STAGE 5
Matured whisky will leave the cask with an alcoholic strength of anything between 50% ABV (100 proof) and 70% ABV (140 proof), depending how long it is left in the cask. It is watered down for bottling to somewhere between the legal minimum strength of 40% (80 proof) and normally 46% ABV (92 proof).

Price Index
* Under £25 ($45)
** £25-£40 ($45-$75)
*** £41-£75 ($70-$140)
**** £76-£120 ($141-$220)
***** £121-£200 ($221-$370)
+++++ £200 or more ($370+)

Taste Index
Each whisky has been given a T rating to give the reader an idea of how intense it is, from one T meaning easy drinking and light, to five meaning weighty and robust or heavily peated. The rating does NOT rate how good it is.

Whisky Definitions
A single malt whisky is a whisky from one distillery and may contain many different barrels and whiskies from different years. But the age on the label refers to the youngest whisky in the mix.

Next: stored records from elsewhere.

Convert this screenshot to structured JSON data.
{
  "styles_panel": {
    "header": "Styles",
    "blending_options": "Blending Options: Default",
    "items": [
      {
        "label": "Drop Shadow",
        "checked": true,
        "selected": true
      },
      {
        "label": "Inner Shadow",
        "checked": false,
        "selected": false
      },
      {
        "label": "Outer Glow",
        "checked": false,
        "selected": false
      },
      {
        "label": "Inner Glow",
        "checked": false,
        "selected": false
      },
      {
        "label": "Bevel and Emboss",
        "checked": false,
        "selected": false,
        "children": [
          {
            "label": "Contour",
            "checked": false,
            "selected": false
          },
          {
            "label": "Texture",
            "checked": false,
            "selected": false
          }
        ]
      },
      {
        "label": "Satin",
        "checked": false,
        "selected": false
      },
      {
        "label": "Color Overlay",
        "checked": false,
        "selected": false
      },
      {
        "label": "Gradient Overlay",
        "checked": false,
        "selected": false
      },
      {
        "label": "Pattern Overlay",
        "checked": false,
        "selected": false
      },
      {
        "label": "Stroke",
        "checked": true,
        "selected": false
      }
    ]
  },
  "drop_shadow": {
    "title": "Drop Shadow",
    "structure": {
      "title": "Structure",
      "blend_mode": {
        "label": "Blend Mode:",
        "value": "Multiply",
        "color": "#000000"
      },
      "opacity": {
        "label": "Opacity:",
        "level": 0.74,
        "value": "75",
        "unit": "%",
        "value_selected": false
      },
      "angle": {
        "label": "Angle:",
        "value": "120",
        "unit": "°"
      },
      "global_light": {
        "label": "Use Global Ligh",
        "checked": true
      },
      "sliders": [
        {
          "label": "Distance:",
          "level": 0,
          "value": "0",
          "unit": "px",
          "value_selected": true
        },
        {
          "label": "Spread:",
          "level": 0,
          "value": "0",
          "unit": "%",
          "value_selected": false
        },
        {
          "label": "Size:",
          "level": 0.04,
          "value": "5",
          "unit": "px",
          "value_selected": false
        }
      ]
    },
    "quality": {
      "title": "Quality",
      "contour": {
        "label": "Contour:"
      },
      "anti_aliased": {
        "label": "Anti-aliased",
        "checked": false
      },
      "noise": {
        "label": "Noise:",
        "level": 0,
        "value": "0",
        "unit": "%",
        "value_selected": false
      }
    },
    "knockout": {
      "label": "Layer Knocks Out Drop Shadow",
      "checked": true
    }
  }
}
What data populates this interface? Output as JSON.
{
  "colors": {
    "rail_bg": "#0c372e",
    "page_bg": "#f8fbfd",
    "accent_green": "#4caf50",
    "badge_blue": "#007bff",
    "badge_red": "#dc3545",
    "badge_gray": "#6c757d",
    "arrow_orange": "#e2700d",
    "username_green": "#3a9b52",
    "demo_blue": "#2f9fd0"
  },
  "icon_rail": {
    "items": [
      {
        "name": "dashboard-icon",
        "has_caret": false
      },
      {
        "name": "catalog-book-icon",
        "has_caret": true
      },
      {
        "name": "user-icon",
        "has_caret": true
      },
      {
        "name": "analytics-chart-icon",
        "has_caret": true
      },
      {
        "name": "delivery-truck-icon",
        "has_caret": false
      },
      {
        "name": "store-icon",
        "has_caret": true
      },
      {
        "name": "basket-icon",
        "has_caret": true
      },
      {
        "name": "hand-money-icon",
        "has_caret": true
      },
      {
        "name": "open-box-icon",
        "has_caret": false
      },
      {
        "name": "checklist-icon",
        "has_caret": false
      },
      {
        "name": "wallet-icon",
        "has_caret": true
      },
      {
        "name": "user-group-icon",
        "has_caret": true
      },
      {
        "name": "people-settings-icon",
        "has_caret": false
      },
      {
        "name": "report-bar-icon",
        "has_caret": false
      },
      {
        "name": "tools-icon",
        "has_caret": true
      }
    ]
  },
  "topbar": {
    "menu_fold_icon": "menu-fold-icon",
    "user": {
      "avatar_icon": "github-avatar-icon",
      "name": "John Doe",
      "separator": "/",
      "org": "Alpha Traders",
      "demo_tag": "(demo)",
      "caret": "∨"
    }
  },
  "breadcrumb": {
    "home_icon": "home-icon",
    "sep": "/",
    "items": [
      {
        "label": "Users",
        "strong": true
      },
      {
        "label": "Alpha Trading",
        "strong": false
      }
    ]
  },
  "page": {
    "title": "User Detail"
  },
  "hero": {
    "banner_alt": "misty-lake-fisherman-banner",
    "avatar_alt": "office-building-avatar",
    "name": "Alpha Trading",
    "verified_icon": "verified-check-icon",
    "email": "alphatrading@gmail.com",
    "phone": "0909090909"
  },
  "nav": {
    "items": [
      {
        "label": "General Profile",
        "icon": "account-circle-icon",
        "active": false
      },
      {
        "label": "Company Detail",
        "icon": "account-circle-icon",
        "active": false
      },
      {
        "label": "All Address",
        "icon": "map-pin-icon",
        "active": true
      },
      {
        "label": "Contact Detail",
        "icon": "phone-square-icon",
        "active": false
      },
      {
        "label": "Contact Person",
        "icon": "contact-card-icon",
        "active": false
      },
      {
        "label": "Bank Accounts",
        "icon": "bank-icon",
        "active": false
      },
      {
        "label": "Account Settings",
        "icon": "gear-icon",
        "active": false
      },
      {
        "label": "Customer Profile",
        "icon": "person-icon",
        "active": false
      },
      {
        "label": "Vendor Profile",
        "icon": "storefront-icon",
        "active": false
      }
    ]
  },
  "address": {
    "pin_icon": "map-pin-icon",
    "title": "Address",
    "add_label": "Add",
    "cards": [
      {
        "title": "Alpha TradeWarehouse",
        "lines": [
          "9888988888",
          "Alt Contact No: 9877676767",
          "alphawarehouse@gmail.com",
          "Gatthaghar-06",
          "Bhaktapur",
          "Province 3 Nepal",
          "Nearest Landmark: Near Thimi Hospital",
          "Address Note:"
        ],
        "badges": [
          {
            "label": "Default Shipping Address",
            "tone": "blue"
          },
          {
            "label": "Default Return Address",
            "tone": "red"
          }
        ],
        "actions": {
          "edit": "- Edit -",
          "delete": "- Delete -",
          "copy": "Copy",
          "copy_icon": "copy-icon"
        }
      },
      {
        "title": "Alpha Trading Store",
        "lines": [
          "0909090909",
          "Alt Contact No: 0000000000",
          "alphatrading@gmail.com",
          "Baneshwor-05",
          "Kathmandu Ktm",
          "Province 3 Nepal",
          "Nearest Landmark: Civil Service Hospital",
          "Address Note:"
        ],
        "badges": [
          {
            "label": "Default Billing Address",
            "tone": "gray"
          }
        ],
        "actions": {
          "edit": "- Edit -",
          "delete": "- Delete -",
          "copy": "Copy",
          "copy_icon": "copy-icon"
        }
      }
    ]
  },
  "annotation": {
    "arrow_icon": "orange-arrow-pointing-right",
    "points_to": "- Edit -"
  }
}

It doesn’t follow that where there is no age statement the whisky is necessarily poorer – often a single malt will be made up of some very good and old whiskies but a younger one is used for the purpose of balance. In these cases the distiller may choose to have no age statement rather than put the misleading age of the younger whisky.

A vatted malt is a combination of single malts from different distilleries. These bottlings may or may not have an age statement but again, the age refers to the youngest whisky.

A blend is a whisky that contains single malt whisky and whisky produced from another grain.